The world now looks to Haider al-Abadi to take control and restore order inside Iraq. He must begin by rounding up the savage militias associated with the Iranian regime such as the Badr, Asaib and Kataib terrorists, as well as other criminal gangs that have played a significant role in Maliki’s rule and instigated the sectarian war in Iraq. He must purge the army of Iranian mercenaries and all those that Maliki recruited under his sectarian policy, restoring patriotic officers and turning it into a professional and national army. Only such an army, supported by the tribes and the people will be able to confront extremist and terrorist groups like the Islamic State.

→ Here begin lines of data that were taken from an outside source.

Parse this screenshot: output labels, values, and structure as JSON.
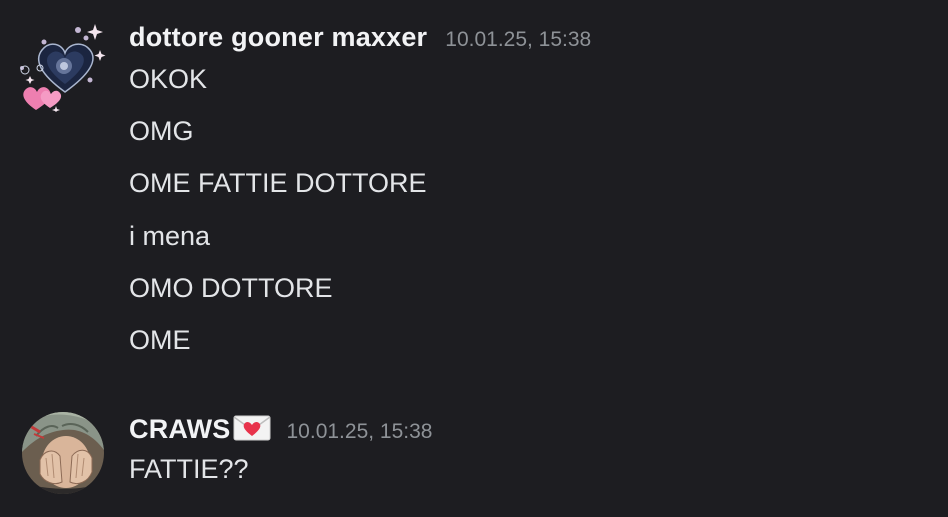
{
  "messages": [
    {
      "username": "dottore gooner maxxer",
      "timestamp": "10.01.25, 15:38",
      "avatar_icon": "sparkle-heart-avatar-icon",
      "lines": [
        "OKOK",
        "OMG",
        "OME FATTIE DOTTORE",
        "i mena",
        "OMO DOTTORE",
        "OME"
      ]
    },
    {
      "username": "CRAWS",
      "username_emoji": "love-letter-icon",
      "timestamp": "10.01.25, 15:38",
      "avatar_icon": "anime-character-avatar-icon",
      "lines": [
        "FATTIE??"
      ]
    }
  ],
  "colors": {
    "background": "#1d1d21",
    "username": "#f2f3f5",
    "timestamp": "#8e9297",
    "message_text": "#e3e5e8"
  }
}
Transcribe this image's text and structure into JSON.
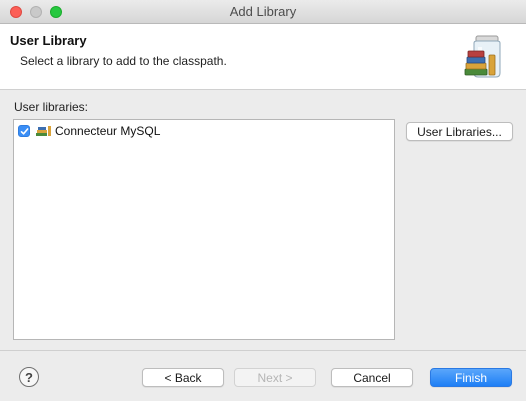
{
  "window": {
    "title": "Add Library"
  },
  "banner": {
    "title": "User Library",
    "subtitle": "Select a library to add to the classpath.",
    "icon": "library-jar-books-icon"
  },
  "list": {
    "label": "User libraries:",
    "items": [
      {
        "label": "Connecteur MySQL",
        "checked": true,
        "icon": "library-icon"
      }
    ]
  },
  "buttons": {
    "user_libraries": "User Libraries...",
    "back": "< Back",
    "next": "Next >",
    "cancel": "Cancel",
    "finish": "Finish",
    "help": "?"
  },
  "colors": {
    "accent": "#1e7ff5",
    "close": "#fc5f57",
    "minimize": "#c9c9c9",
    "maximize": "#27c840",
    "checkbox": "#3a8ef6"
  }
}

 But let us look at the situation in Iran. The plummeting oil price has caused a massive problem for the mullahs. Their future budget was predicated on oil prices rising from $112 to $130 a barrel. Today it has fallen to $60 and experts predict it will fall to $45. This, combined with Western sanctions is catastrophic for Tehran who currently fund not only the Shiia militias in neighbouring Iraq, but Hezbollah in Lebanon, Hamas in Palestine, Bashir al-Assad in Syria and the Shiite Houthi militia who seized Sanaa, the Yemeni capital in September; they also have to finance the hugely expensive programme of uranium enrichment, the construction of nuclear weapons and the purchase of sophisticated delivery systems. 

The so-called ‘moderate’ President Rouhani, who has presided over the execution of an unprecedented 1200 people since he took office only 17 months ago, has found himself in an impossible trap. He was elected on a pledge to improve the economy and to improve living conditions for ordinary Iranians. But the hardliners in Tehran live off the back of the billions poured into the IRGC. Despite the collapsing oil price, Rouhani last week announced a 50% increase in the IRGC budget, taking their total annual spend to over €5 billion, which is more than half of Iran’s total defence budget which was itself increased by 33% last week. 

Iran simply cannot afford this. The 74 million Iranians are facing economic meltdown. The people are fed up. They don’t want to be international pariahs. They don’t want to witness people hanging from cranes in their city squares. They don’t want acid thrown in the faces of women for so-called ‘mal-veiling’. There is a seething undercurrent of protest in the air. Bread prices rose by 30% last week and the likelihood of another popular uprising is looming. But this time the West must support the Iranian people and not stand back and watch while they are shot down in the street like dogs. We must help them to overthrow the tyrannical mullahs and restore freedom, peace and democracy to Iran and not stand idly by on the sidelines while the brave student protest-leaders are rounded up, arrested, tortured and executed.

The removal of the fascist mullahs and the restoration of freedom and democracy and a tolerant vision of Islam under the guidance of the NCRI and their inspired leader Mrs Maryam Rajavi, would make the Middle East and the world a safer place.

Note: STRUAN STEVENSON was an MEP from 1999 to 2014. He was President of the European Parliament's Delegation for Relations with Iraq from 2009 to 2014. He is currently President of the European Iraqi Freedom Association (EIFA).